▶ _Exercise instructions_: Across the records, count every line that includes "Windows" and give the number by itself.

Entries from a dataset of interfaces

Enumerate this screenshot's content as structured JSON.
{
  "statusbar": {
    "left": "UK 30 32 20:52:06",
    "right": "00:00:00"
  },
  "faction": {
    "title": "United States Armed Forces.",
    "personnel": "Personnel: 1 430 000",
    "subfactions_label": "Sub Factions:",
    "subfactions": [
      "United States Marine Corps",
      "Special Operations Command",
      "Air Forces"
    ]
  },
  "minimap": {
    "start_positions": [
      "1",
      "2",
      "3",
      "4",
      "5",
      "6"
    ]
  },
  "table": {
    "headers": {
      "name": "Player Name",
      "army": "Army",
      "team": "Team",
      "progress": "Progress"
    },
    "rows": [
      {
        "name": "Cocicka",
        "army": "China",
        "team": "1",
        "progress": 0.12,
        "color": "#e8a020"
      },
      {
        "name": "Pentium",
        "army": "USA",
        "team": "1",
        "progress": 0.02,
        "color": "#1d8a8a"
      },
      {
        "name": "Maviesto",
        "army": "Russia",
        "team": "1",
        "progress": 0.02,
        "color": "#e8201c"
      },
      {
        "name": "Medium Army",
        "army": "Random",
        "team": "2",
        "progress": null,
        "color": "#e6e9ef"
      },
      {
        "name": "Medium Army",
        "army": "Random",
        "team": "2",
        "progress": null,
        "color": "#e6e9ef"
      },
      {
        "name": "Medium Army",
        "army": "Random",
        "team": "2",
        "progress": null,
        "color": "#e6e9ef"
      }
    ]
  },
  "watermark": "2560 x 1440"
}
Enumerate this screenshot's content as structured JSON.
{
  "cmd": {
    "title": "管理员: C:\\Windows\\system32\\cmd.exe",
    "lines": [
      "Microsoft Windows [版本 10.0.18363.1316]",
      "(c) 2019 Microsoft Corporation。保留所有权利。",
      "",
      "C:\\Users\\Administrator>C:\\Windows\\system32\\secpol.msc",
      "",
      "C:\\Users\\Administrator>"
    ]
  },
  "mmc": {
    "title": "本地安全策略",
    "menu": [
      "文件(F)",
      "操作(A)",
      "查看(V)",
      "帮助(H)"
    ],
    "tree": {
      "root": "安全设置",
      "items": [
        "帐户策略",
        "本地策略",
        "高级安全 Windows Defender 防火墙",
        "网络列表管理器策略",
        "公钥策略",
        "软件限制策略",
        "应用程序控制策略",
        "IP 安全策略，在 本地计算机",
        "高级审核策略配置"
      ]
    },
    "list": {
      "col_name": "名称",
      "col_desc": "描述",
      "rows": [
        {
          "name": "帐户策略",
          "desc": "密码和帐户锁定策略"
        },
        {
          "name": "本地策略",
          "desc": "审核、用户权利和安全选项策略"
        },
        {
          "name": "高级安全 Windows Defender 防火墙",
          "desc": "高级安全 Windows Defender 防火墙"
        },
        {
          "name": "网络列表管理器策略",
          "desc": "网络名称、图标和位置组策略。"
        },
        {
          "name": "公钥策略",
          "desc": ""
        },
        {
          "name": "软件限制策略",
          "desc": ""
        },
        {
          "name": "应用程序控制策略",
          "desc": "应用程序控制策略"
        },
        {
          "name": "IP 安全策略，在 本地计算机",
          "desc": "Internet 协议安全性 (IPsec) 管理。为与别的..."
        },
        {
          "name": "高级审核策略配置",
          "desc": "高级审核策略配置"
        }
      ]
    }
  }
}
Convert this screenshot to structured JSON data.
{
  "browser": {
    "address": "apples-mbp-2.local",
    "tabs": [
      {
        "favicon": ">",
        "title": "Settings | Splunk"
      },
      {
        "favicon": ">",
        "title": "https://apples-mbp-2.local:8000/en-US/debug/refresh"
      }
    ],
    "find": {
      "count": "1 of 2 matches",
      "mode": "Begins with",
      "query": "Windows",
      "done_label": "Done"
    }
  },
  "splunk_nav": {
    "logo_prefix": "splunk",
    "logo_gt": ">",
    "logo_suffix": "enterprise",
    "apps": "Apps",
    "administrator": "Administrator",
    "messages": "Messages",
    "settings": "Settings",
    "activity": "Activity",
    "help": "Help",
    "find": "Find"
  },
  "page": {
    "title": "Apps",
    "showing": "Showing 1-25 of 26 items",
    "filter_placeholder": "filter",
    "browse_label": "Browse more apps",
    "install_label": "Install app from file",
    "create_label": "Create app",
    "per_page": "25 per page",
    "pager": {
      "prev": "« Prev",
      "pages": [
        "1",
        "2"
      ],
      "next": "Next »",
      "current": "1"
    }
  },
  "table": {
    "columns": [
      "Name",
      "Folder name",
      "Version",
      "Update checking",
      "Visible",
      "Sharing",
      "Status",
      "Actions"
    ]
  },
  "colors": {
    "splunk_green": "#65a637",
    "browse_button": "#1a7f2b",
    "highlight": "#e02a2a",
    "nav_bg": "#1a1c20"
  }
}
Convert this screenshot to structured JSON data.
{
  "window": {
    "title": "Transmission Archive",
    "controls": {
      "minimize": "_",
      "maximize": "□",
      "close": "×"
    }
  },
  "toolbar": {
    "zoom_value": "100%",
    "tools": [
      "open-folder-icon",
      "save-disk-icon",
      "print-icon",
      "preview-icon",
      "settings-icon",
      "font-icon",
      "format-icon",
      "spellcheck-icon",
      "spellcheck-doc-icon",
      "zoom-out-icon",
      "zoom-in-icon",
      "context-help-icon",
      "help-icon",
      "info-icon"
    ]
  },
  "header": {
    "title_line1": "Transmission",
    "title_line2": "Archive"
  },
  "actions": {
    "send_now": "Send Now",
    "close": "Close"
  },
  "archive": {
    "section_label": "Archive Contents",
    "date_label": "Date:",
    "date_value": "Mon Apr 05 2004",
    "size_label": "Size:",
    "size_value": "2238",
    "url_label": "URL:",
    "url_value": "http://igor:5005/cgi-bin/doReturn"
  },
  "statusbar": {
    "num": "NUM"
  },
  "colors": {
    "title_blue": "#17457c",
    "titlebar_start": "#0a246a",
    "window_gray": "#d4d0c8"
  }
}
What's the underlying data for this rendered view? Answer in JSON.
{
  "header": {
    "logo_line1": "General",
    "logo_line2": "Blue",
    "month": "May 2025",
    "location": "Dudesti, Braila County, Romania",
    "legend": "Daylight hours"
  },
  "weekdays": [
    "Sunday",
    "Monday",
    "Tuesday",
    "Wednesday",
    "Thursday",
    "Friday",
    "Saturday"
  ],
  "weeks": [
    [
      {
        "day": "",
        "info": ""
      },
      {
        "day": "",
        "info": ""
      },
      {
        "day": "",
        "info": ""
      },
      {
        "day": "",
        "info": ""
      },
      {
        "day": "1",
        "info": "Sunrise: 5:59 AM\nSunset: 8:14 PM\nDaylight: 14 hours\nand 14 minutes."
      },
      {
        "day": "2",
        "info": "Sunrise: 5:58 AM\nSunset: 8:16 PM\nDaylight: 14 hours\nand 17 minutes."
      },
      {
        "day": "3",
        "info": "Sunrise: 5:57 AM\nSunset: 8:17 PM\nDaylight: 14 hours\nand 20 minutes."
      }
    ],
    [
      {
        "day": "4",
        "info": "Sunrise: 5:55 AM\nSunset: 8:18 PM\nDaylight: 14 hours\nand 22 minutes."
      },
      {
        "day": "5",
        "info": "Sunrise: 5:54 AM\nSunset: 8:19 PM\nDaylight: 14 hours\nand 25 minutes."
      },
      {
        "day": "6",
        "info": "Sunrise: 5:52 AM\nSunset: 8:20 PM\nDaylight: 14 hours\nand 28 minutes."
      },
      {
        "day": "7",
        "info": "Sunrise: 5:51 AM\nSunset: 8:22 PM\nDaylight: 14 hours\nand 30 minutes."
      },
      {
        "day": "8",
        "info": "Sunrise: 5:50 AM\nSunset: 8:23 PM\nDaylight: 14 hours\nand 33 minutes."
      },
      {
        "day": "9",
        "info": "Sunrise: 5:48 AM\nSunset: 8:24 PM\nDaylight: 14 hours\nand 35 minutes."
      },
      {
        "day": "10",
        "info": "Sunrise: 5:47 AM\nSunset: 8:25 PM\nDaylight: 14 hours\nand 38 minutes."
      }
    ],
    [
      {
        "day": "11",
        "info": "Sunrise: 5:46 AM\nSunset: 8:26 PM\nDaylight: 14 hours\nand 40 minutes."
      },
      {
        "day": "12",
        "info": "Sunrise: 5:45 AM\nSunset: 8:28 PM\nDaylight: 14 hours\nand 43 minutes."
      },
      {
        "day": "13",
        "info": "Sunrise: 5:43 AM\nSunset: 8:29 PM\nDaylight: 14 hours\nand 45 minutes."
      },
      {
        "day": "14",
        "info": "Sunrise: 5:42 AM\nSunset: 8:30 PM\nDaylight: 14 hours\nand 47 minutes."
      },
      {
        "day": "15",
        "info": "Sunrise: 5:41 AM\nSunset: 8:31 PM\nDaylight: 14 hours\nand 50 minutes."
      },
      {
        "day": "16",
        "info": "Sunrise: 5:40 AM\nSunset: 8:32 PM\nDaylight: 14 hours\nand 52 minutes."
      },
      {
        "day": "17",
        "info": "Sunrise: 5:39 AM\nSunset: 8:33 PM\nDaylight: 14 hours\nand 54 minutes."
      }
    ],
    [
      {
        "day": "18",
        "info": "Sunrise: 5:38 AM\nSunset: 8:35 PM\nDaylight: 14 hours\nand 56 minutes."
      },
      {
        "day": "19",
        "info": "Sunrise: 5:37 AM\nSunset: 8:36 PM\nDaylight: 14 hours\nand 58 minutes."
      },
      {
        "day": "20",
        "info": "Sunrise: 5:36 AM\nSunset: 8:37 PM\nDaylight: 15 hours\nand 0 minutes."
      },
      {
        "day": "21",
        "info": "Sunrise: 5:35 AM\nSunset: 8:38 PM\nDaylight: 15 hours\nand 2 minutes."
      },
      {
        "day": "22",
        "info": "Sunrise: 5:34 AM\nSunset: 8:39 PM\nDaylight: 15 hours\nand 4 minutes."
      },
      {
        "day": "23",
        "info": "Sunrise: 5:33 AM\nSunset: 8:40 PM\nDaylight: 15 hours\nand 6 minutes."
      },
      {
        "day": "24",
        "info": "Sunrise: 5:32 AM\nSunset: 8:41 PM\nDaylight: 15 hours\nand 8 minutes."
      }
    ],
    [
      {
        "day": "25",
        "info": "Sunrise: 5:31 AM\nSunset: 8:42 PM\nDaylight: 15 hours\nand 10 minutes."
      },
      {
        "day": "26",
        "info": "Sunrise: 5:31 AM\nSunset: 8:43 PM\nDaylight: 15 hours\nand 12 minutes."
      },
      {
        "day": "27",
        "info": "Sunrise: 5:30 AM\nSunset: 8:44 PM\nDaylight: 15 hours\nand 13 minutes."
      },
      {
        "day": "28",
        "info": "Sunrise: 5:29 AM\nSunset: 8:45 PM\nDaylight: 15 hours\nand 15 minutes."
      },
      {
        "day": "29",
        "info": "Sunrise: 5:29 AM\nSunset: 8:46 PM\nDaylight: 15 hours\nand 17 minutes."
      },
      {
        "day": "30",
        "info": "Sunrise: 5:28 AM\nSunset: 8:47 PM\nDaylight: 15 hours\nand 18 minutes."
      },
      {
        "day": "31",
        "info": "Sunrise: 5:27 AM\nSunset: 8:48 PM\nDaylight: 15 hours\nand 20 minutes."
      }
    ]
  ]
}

▶ _Exercise output_: 7